Supplied data –
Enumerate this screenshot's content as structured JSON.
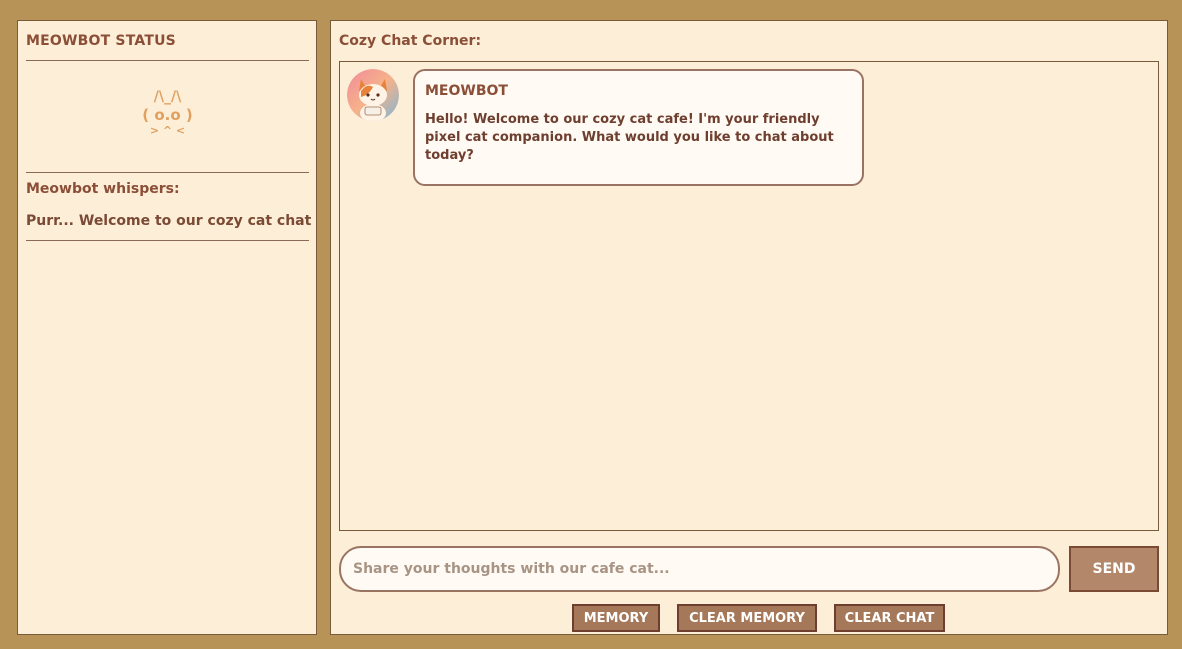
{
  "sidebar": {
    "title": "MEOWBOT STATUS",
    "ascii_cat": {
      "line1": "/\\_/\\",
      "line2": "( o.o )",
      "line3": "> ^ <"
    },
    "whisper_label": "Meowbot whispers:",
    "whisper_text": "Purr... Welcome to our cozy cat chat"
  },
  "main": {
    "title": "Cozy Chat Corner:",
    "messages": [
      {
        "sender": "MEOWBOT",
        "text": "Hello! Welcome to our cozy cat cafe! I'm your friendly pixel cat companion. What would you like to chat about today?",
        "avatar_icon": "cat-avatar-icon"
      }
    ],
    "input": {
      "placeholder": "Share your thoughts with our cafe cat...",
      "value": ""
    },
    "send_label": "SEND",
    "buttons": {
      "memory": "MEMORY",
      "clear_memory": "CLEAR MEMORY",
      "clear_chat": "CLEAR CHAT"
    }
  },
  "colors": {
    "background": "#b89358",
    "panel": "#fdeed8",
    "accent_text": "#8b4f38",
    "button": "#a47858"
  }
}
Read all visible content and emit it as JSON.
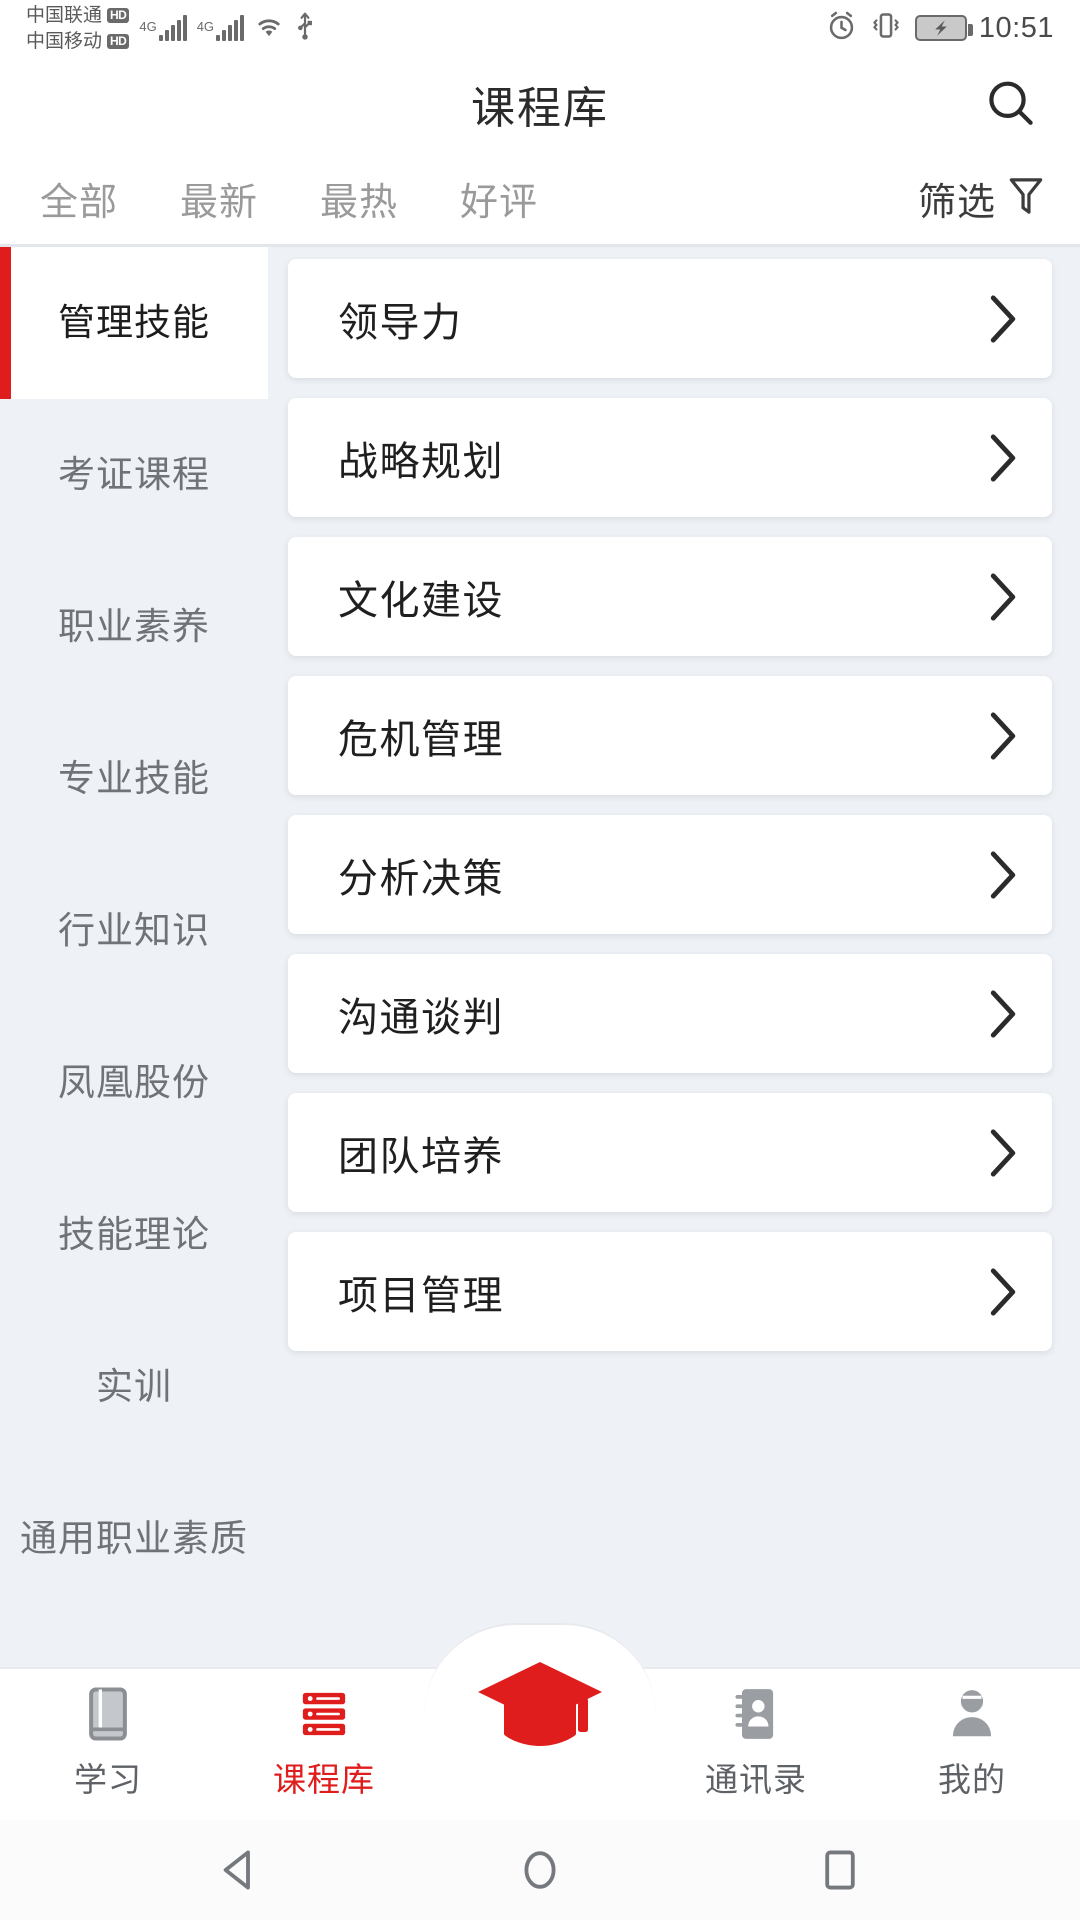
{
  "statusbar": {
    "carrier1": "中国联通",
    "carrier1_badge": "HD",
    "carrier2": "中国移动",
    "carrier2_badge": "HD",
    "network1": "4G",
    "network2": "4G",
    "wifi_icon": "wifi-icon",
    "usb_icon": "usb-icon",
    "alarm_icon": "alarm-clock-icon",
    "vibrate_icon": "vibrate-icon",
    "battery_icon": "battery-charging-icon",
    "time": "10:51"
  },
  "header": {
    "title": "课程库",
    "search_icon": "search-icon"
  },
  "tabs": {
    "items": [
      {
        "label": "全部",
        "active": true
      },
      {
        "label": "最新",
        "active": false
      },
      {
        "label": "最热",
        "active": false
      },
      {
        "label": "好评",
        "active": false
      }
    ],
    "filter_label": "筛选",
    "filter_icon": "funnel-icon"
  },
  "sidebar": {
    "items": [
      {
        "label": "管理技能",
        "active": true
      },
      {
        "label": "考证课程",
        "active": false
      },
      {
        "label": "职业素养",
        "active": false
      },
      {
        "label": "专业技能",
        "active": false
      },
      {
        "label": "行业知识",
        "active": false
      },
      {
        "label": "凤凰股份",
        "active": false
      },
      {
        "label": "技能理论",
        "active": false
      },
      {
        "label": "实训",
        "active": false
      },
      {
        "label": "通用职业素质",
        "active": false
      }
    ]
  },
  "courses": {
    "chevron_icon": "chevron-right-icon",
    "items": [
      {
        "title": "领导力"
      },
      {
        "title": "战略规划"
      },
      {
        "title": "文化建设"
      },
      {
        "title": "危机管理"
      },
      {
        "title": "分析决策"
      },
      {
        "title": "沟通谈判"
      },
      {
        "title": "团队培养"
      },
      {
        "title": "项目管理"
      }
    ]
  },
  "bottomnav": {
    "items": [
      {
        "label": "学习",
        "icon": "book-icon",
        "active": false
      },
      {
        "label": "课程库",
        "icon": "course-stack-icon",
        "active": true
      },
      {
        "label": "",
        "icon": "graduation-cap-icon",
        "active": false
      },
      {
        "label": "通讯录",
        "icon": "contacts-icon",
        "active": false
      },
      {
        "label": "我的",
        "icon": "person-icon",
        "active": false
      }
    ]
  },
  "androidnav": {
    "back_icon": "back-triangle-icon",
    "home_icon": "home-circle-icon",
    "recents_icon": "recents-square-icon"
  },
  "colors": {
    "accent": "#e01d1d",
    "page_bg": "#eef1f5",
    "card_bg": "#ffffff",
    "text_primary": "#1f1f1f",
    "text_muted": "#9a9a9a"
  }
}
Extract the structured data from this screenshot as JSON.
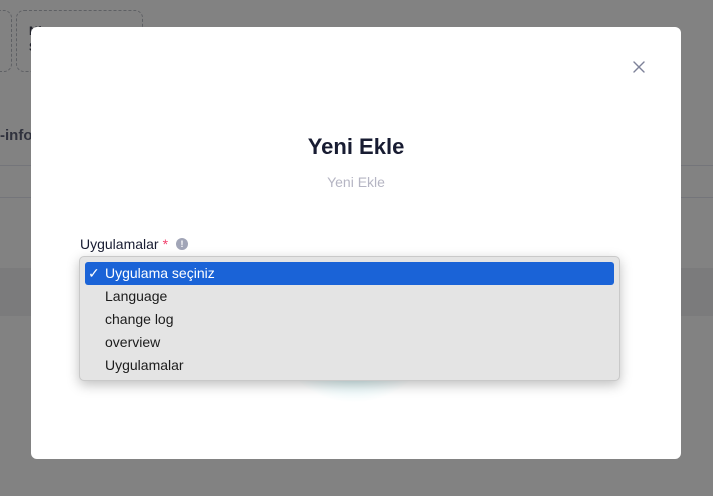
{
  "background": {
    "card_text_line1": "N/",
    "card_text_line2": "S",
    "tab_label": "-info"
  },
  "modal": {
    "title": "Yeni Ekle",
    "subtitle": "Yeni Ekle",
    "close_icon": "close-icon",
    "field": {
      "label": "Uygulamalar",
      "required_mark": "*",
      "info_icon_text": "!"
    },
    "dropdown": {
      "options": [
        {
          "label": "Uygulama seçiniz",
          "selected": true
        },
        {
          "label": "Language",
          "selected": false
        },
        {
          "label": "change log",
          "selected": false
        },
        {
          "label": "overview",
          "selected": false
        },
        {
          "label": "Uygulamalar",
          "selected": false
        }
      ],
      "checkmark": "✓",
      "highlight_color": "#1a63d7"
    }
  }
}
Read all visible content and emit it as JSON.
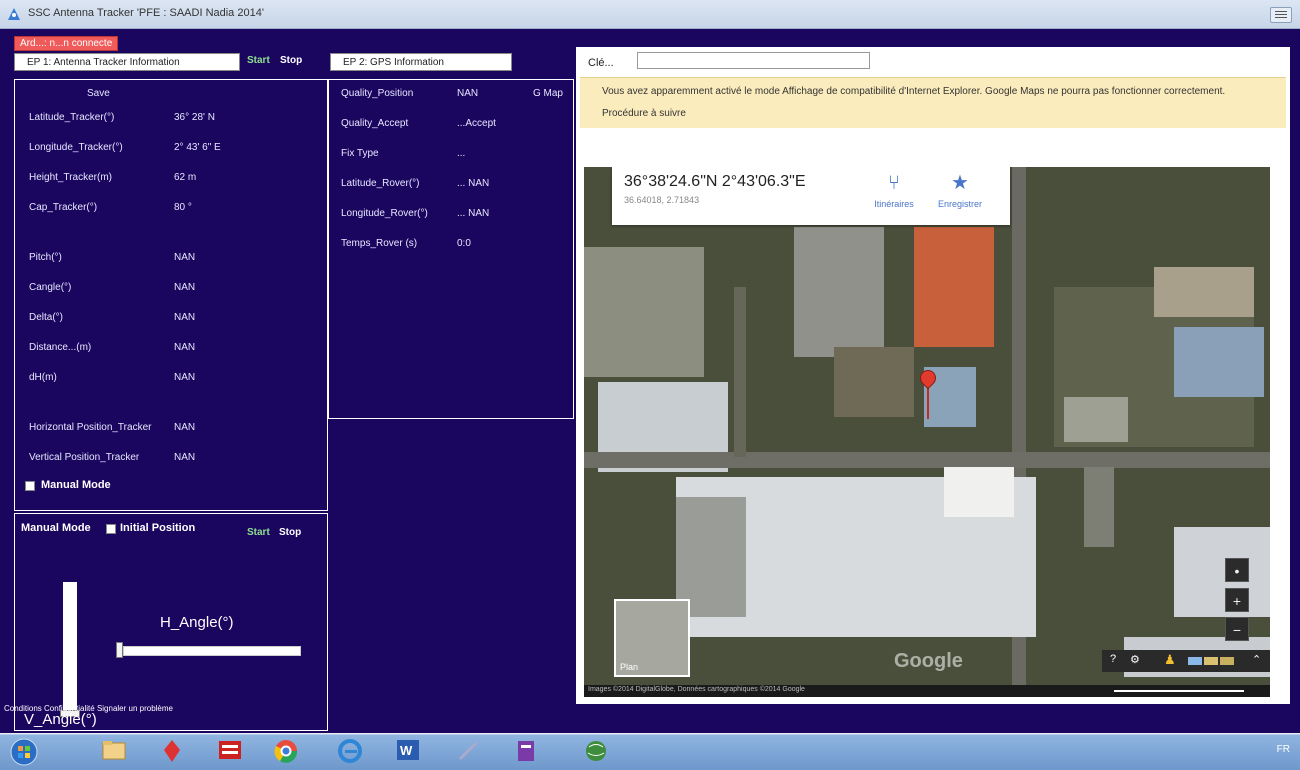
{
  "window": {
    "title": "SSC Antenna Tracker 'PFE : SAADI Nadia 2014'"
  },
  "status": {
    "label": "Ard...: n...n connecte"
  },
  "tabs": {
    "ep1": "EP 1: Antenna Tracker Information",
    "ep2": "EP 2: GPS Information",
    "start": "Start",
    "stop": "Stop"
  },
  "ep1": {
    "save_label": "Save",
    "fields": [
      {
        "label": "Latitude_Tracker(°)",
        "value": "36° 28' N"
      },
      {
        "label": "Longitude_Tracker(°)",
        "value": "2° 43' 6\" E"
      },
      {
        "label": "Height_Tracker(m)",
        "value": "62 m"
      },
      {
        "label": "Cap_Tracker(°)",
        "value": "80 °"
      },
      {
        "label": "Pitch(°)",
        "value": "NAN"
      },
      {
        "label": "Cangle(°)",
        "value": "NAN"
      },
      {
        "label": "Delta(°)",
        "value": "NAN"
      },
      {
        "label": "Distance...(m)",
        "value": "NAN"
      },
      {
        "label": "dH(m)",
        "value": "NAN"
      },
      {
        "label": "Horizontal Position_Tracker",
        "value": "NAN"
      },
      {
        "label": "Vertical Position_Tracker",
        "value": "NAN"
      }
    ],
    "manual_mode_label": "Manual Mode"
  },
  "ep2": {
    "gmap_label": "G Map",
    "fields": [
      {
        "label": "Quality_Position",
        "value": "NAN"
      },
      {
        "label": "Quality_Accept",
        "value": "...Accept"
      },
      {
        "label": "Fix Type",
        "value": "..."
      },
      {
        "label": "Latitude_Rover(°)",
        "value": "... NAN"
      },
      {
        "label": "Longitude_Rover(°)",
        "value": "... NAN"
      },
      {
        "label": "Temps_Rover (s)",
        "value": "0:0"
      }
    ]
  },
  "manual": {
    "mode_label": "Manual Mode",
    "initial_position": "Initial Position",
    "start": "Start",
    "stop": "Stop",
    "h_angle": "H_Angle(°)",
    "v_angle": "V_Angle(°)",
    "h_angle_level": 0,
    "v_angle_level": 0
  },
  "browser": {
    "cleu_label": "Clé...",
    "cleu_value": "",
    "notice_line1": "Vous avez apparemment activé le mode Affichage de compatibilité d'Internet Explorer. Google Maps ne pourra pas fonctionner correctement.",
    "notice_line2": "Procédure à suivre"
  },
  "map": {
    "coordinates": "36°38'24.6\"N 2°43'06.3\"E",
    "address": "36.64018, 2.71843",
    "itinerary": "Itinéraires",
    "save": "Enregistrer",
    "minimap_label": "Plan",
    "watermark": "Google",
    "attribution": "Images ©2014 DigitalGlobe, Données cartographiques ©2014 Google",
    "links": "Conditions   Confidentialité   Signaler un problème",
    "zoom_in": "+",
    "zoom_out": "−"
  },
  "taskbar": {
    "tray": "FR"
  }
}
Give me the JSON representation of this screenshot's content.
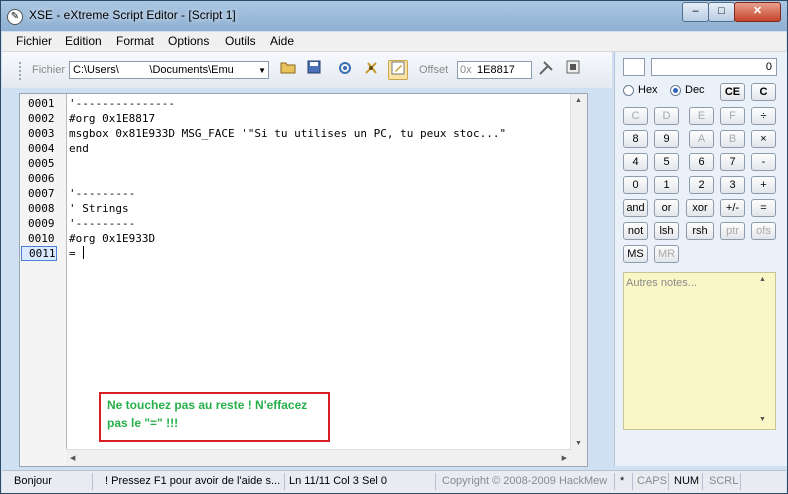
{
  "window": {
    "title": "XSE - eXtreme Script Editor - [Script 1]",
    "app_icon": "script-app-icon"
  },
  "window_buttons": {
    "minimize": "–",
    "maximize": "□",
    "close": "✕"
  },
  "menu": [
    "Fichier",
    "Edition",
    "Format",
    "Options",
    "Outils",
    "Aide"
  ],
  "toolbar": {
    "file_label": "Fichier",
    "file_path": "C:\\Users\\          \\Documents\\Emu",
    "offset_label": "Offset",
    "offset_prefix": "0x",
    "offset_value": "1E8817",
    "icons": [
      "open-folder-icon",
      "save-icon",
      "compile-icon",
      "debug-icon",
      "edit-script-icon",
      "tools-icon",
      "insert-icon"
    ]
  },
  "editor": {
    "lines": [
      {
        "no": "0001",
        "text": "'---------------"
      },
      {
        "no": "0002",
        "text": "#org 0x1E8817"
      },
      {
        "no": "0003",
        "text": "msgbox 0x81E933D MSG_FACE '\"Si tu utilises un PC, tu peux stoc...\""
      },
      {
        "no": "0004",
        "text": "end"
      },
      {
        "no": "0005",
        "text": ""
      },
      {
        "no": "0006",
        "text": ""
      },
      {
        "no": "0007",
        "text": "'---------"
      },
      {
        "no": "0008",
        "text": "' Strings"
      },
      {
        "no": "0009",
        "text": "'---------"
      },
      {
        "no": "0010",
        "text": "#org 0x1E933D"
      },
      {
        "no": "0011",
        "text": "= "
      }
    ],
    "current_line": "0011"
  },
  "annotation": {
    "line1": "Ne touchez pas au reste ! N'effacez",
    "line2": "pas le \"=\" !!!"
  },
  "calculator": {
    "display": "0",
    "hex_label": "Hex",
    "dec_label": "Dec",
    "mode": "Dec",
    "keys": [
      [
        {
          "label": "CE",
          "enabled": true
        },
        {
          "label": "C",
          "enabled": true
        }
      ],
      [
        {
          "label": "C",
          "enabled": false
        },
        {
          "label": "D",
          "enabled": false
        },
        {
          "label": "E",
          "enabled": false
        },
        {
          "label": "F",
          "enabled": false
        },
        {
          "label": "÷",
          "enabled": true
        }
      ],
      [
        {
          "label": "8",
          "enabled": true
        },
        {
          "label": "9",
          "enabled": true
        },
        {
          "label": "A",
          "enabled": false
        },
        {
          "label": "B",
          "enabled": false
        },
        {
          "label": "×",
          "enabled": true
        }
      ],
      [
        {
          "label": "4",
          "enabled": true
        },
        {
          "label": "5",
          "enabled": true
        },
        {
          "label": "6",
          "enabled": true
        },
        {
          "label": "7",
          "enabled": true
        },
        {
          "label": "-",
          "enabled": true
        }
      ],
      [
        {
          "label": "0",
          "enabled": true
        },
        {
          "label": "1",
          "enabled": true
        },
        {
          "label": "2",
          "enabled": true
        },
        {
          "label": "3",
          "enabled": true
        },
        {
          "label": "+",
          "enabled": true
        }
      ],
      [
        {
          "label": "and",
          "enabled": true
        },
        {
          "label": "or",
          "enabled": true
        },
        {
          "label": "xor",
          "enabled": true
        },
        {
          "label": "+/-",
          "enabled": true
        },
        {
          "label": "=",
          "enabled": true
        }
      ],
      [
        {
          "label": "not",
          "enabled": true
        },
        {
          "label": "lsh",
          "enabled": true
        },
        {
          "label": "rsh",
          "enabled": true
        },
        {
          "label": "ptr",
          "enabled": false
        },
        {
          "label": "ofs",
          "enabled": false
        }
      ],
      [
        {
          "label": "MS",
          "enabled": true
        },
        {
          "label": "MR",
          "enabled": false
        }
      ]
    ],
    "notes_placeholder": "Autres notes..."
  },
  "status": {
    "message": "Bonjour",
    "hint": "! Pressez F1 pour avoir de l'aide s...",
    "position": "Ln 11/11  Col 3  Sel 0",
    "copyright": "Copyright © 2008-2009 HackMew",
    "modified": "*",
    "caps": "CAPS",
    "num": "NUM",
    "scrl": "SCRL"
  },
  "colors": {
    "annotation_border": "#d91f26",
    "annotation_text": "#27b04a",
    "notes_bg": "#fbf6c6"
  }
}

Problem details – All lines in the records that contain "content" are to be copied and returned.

Finished task –
Enumerate this screenshot's content as structured JSON.
Read all visible content and emit it as JSON.
Read all visible content and emit it as JSON.
Give me the JSON representation of this screenshot's content.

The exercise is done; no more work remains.